The week before last, we wanted to take a walk through the woods. It was not an easy wish to be satisfied, considering the nearest woods were an hour’s drive away from home and cost $5 per person. But even flimsy excuses never work with it’s a holiday and there are four people in the house milling about aimlessly. Surprisingly, I was even willing to sacrifice a nice sleeping-in-on-a- holiday session for this trip, and that happens only on extremely rare occasions. So we packed our lunch before I had time to change my mind to snuggle back into bed. A previous trip to Muir Woods was too long ago to be conveniently forgotten, and I didn’t waste my energies to try and remember. My energies had been solely reserved for the greater adventures of the day, and I didn’t want to waste them on daydreams.

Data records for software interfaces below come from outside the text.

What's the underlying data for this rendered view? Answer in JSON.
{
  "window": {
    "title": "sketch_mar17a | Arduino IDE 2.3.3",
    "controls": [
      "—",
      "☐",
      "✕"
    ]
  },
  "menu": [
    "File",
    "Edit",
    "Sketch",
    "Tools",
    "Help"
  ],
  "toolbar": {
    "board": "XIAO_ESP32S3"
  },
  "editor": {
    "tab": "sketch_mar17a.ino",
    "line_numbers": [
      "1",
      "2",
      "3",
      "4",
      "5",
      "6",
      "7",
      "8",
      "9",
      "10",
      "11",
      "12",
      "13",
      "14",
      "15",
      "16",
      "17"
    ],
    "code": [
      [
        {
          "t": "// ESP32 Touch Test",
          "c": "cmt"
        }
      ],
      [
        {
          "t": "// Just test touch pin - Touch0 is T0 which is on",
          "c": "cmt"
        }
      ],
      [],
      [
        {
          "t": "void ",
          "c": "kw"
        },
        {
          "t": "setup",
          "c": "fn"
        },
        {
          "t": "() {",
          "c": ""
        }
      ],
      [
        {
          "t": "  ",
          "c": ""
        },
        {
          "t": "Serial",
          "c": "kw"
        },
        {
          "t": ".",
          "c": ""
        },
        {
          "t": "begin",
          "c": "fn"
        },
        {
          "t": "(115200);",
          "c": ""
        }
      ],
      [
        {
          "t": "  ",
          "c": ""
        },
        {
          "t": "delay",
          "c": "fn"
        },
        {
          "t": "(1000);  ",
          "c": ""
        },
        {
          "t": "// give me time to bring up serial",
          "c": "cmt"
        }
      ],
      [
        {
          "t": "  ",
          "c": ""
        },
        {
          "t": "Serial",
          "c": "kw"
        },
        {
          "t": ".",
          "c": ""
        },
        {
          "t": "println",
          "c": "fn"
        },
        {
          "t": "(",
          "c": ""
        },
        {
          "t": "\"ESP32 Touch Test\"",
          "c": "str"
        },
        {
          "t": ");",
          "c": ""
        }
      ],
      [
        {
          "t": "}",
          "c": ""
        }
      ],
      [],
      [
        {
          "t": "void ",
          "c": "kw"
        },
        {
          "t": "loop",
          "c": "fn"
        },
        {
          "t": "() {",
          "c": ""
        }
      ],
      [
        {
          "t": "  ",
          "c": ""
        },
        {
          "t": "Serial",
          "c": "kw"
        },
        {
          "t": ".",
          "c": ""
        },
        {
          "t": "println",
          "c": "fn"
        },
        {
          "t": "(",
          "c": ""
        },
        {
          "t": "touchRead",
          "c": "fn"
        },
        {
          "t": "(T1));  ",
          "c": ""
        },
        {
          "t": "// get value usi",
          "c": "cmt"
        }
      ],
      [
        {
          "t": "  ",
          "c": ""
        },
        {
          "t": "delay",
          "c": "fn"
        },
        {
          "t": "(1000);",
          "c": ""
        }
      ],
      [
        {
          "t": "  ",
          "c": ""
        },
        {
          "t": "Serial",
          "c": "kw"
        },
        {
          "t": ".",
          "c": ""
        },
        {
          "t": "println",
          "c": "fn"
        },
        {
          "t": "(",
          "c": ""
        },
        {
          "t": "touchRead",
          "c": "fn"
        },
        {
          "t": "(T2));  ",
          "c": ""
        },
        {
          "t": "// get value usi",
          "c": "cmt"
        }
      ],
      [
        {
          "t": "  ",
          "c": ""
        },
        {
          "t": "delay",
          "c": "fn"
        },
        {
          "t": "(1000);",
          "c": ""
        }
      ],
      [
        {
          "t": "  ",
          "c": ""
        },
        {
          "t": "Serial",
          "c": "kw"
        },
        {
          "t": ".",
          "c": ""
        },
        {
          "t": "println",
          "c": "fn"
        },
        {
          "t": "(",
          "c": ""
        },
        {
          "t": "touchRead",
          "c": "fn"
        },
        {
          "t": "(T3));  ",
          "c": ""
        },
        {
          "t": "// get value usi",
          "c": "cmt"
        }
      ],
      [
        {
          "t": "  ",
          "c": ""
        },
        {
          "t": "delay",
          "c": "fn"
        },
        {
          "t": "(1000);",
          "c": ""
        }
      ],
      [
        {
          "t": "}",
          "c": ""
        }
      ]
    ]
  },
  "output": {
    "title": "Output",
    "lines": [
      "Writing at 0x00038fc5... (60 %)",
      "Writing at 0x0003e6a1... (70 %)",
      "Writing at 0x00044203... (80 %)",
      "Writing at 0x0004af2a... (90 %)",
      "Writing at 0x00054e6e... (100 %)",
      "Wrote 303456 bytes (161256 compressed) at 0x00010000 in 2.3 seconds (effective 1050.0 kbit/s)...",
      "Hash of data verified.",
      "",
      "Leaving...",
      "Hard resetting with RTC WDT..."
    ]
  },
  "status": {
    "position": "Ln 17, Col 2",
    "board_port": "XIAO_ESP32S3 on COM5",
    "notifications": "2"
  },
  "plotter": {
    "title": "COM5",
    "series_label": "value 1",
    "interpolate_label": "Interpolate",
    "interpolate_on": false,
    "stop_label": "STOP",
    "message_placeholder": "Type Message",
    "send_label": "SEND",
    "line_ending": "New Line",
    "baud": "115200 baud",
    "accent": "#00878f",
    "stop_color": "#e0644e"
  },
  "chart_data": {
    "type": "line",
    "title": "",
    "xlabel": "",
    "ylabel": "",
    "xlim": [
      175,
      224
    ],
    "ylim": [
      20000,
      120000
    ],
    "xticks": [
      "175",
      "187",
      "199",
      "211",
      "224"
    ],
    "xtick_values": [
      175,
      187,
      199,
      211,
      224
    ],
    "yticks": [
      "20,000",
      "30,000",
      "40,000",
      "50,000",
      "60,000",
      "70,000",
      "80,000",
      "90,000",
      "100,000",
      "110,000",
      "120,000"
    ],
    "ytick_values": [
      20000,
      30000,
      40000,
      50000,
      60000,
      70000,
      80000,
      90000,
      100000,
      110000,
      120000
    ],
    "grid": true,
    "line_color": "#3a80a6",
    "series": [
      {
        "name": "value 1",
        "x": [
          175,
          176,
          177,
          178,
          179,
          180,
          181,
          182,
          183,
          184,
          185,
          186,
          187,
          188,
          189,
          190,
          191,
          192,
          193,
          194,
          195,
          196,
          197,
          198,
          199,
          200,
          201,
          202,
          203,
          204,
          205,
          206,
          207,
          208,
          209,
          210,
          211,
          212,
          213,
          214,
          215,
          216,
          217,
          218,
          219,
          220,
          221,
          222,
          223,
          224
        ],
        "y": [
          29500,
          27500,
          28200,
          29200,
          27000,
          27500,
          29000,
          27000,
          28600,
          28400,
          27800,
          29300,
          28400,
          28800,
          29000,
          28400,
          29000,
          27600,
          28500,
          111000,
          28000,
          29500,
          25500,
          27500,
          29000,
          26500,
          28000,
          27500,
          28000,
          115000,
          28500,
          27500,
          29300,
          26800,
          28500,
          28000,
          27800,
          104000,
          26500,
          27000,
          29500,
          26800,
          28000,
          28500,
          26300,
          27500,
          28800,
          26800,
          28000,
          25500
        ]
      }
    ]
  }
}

An hour later, this felt too good to be true. It was incredible that I had escaped the drab old concrete of the city and the discomforts of congestion, in a matter of less than an hour! It was also hard to believe that true paradise existed so close to home and that I had been so blind to it. The Muir woods stood beckoningly before me. I took in grateful lungfuls of air, enjoying the smell of Californian redwoods, and the rejuvenating freshness of the air. There was a surreal perfectness to these woods, and they were exactly the way I had pictured them be. Something about the way the light came down in dim, magical streaks to the world alive in silent seclusion enchanted me. Surrounding me was a colourful little world full of pleasant smells, moisture which clung to my body, and incredibly tall trees. They reminded me of countless fantasies—everything from the Forbidden Forest of Hogwarts to the forests of the Land of Narnia to the recent fantasy movie A Bridge to Terabethia.
I remembered that the redwoods were one of the tallest tree species in the world. The fact looked undisputable as I stared up to the skies, trying to gauge the lengths to which they extended. There was an air of permanence about the place, like these mighty trees had lived for all of eternity. It was hard to believe that they would fall one day, when I observed how clearly rooted they were to the ground, and how they clung to the earth with a solid force. I took time to read those little information boards all along the way. Apart from describing plant anatomies, they told me stories, making me want to attribute character to each tree. They were the voice of these ancient gaints, echoing the many years of growth, experience, and struggle of the trees. They told me of trees charred to death by forest fired, yet miraculously produced shoots next spring, of weather-beaten trees too old to live who had bravely continued to stand against all odds. “This tree is Wise,” I felt like saying, “And the other one over there is a grouchy fellow….” I learnt of the way the redwoods guarded the tender world below them by diffisuing sunlight. And by doing that, they were painting the world below with splendid colours. Everything from moss to ferns thrived in the gracious shade of the redwoods. We hiked through a forest trail (although a not a very challenging one), reveling in pleasant talk and clicking pictures. We did spot a little deer (it definitely looked like one), feeding on some leaves by the side of the little creek. That had me all excited. I definitely felt refreshed, and couldn’t believe I had actually considered sleeping-in to this heavenly experience.
I was also reminded of one of those episodes on Discovery Channel. It is about ‘Forest Therapy’, and also about the way in which some civilizations worshipped the forest. Some civilizations actually believed that the woods had some untapped healing power…..a way of gently cleansing you of respiratory problems, curing you of mental sickness and reviving you. A walk through the woods was supposed to be the answer to your sickness, a gate key to heaven. As we rushed back home through the crowded streets of San Francisco, it seemed like someone had wispered this timeless secret in my ear. I knew, without quite knowing how I knew it, that there must be some hidden wisdom in that belief after all.